Hungarian doctor Ignatz von Peczley is credited with producing the first map of the iris, back in the 1800s. In the 20th century, American Dr. Bernard Jensen expanded on the original charts and produced the detailed chart that is widely used today. The underlying theory of iridology states that because of the eye's unique structure and complex neural connections to the human brain, it is in many ways like a television, producing images from signals sent from the various parts of the body to the brain and from there to the eyes. The iridologist's job is to interpret the data reflected in the eye.
How Does Iridology Work?
The iris is made up of a network of nerve endings connected to nerve fibres called trabecula that are connected to the brain and in turn to the entire human nervous system. When electrical impulses are sent through the body, they cause changes of colour and small markings in the iris. Just as our bodies are all similar in structure, the locations of the nerve endings in the iris of all of us are the same. Thus, if one organ is malfunctioning, a change will occur in a specific location on the iris.
The analysis of the iris is often done by superimposing an iris chart or map over an image of the eye being studied. This allows the iridologist to make a thorough and accurate analysis without having to constantly refer back to the chart. An experienced iridologist will often be able to perform an accurate analysis based on years of experience.
Iridologists stress that they do not diagnose specific illnesses.
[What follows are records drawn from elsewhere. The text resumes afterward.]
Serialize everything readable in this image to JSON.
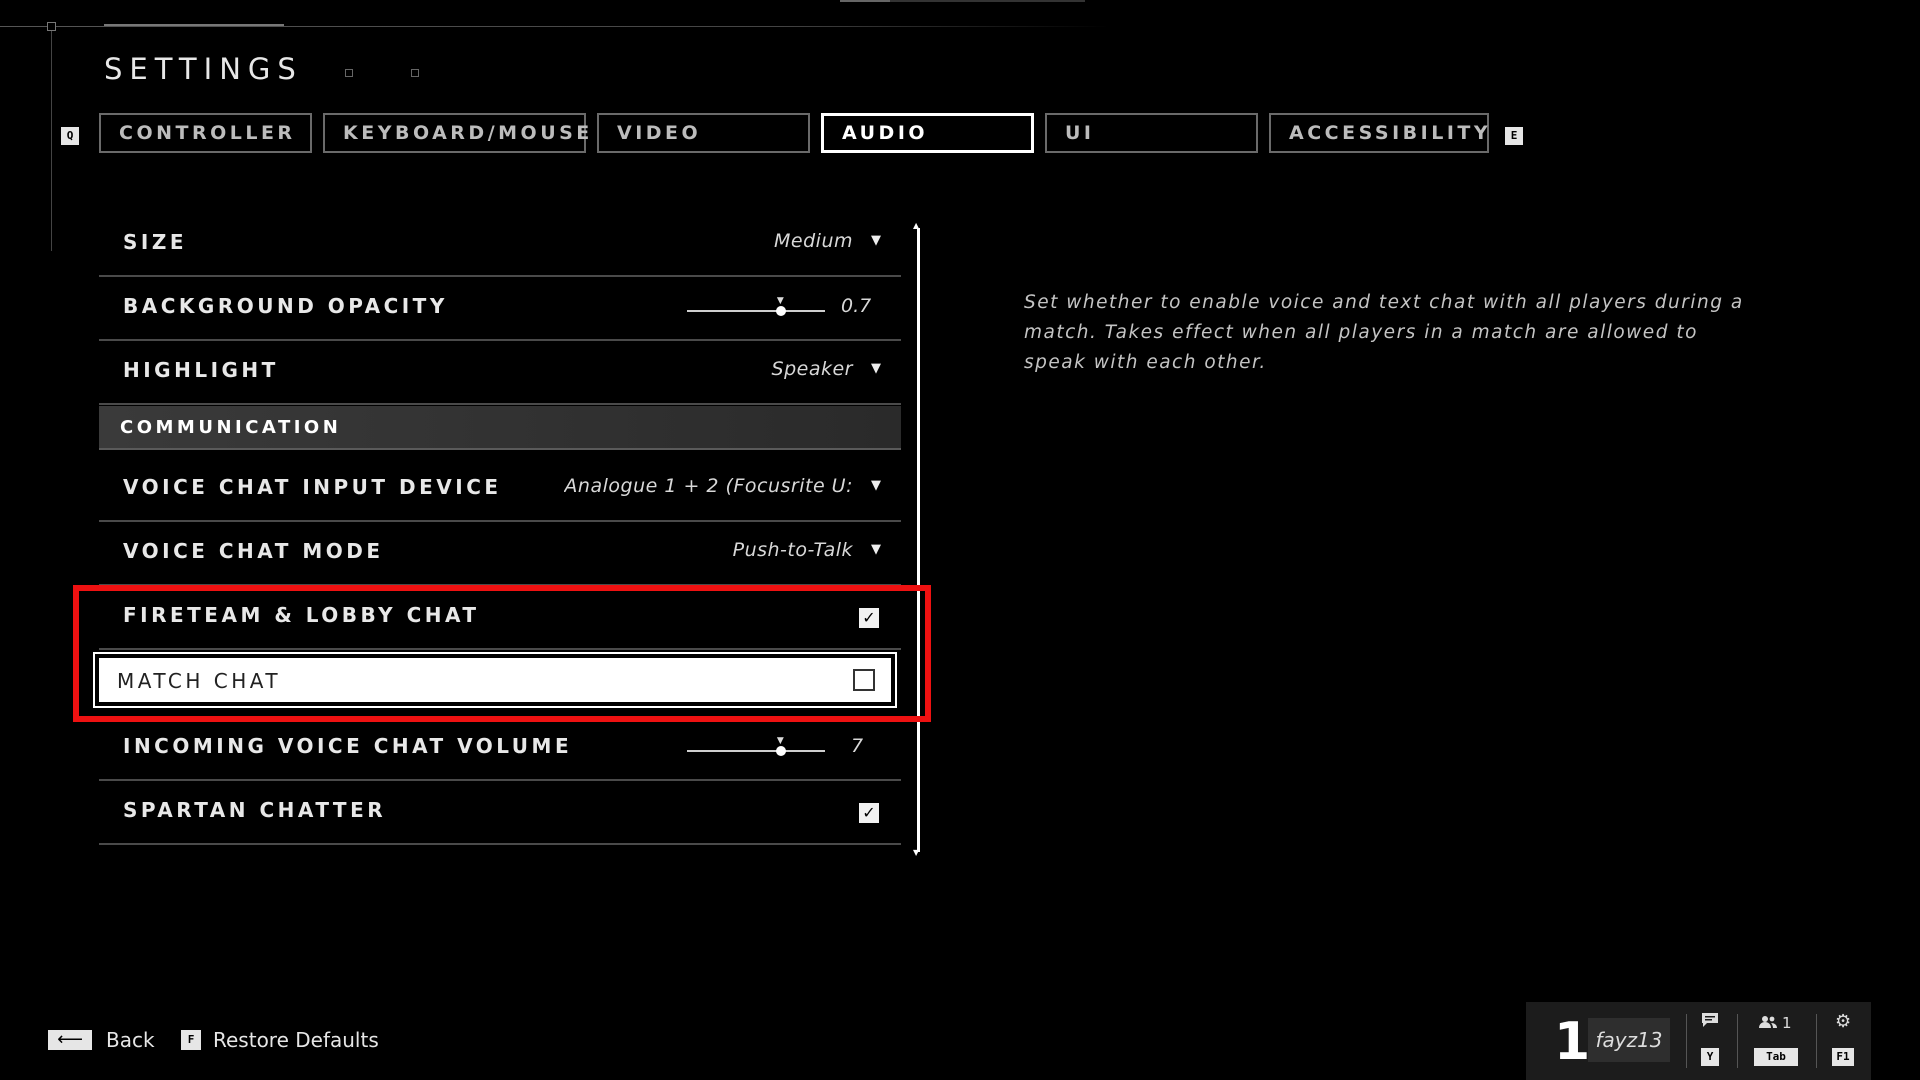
{
  "header": {
    "title": "SETTINGS"
  },
  "tabs": {
    "prev_key": "Q",
    "next_key": "E",
    "items": [
      {
        "label": "CONTROLLER"
      },
      {
        "label": "KEYBOARD/MOUSE"
      },
      {
        "label": "VIDEO"
      },
      {
        "label": "AUDIO",
        "active": true
      },
      {
        "label": "UI"
      },
      {
        "label": "ACCESSIBILITY"
      }
    ]
  },
  "settings": {
    "size": {
      "label": "SIZE",
      "value": "Medium"
    },
    "background_opacity": {
      "label": "BACKGROUND OPACITY",
      "value": "0.7",
      "fraction": 0.68
    },
    "highlight": {
      "label": "HIGHLIGHT",
      "value": "Speaker"
    },
    "section_communication": {
      "label": "COMMUNICATION"
    },
    "voice_chat_input_device": {
      "label": "VOICE CHAT INPUT DEVICE",
      "value": "Analogue 1 + 2 (Focusrite U:"
    },
    "voice_chat_mode": {
      "label": "VOICE CHAT MODE",
      "value": "Push-to-Talk"
    },
    "fireteam_lobby_chat": {
      "label": "FIRETEAM & LOBBY CHAT",
      "checked": true
    },
    "match_chat": {
      "label": "MATCH CHAT",
      "checked": false,
      "selected": true
    },
    "incoming_voice_chat_volume": {
      "label": "INCOMING VOICE CHAT VOLUME",
      "value": "7",
      "fraction": 0.68
    },
    "spartan_chatter": {
      "label": "SPARTAN CHATTER",
      "checked": true
    }
  },
  "description": "Set whether to enable voice and text chat with all players during a match. Takes effect when all players in a match are allowed to speak with each other.",
  "footer": {
    "back_label": "Back",
    "restore_key": "F",
    "restore_label": "Restore Defaults"
  },
  "player_bar": {
    "rank": "1",
    "gamertag": "fayz13",
    "chat_key": "Y",
    "party_count": "1",
    "party_key": "Tab",
    "settings_key": "F1"
  },
  "colors": {
    "accent_highlight": "#ee1111",
    "background": "#000000"
  },
  "icons": [
    "back-arrow-icon",
    "chat-icon",
    "party-icon",
    "gear-icon",
    "checkmark-icon",
    "dropdown-caret-icon"
  ]
}
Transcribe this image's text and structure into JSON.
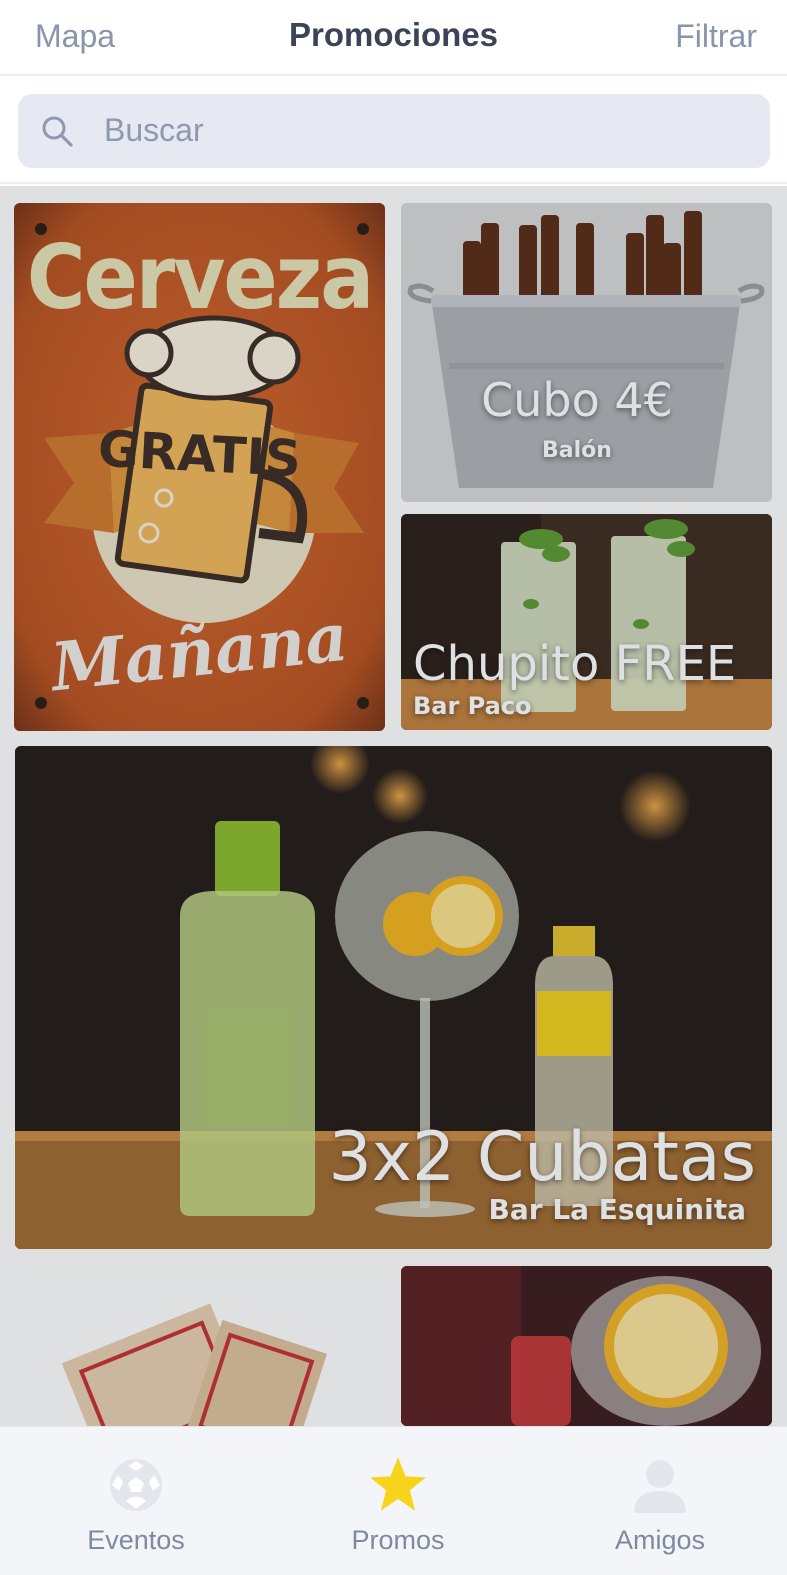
{
  "header": {
    "left_label": "Mapa",
    "title": "Promociones",
    "right_label": "Filtrar"
  },
  "search": {
    "placeholder": "Buscar",
    "icon": "search-icon"
  },
  "promos": {
    "cerveza": {
      "line1": "Cerveza",
      "line2": "GRATIS",
      "line3": "Mañana"
    },
    "cubo": {
      "title": "Cubo 4€",
      "subtitle": "Balón"
    },
    "chupito": {
      "title": "Chupito FREE",
      "subtitle": "Bar Paco"
    },
    "cubatas": {
      "title": "3x2 Cubatas",
      "subtitle": "Bar La Esquinita"
    }
  },
  "tabbar": {
    "tabs": [
      {
        "label": "Eventos",
        "icon": "soccer-ball-icon"
      },
      {
        "label": "Promos",
        "icon": "star-icon",
        "active_color": "#f7d31b"
      },
      {
        "label": "Amigos",
        "icon": "user-icon"
      }
    ]
  }
}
Instead, they locate areas of weakness and strength. The greatest value of an iridology examination is said to be in the iridologist's ability to detect many problems before they become physically manifest. When the iris displays weakness due to a build up of toxins, for instance, it may be long before these toxics have produced any physical symptoms other than a discolouration or other indicator in the iris.
What Are the Benefits of Iridology?
It is often said that "the eyes are the window to the soul." That may be even more true than we think. It may also be true that our eyes are like crystal balls. By peering into the future as reflected in your eyes, an iridologist may be able to detect potential future disorders, allowing you to take preventive measures before disease occurs.
Painless, non-invasive and inexpensive, why not find an iridologist in your local area and experience it yourself?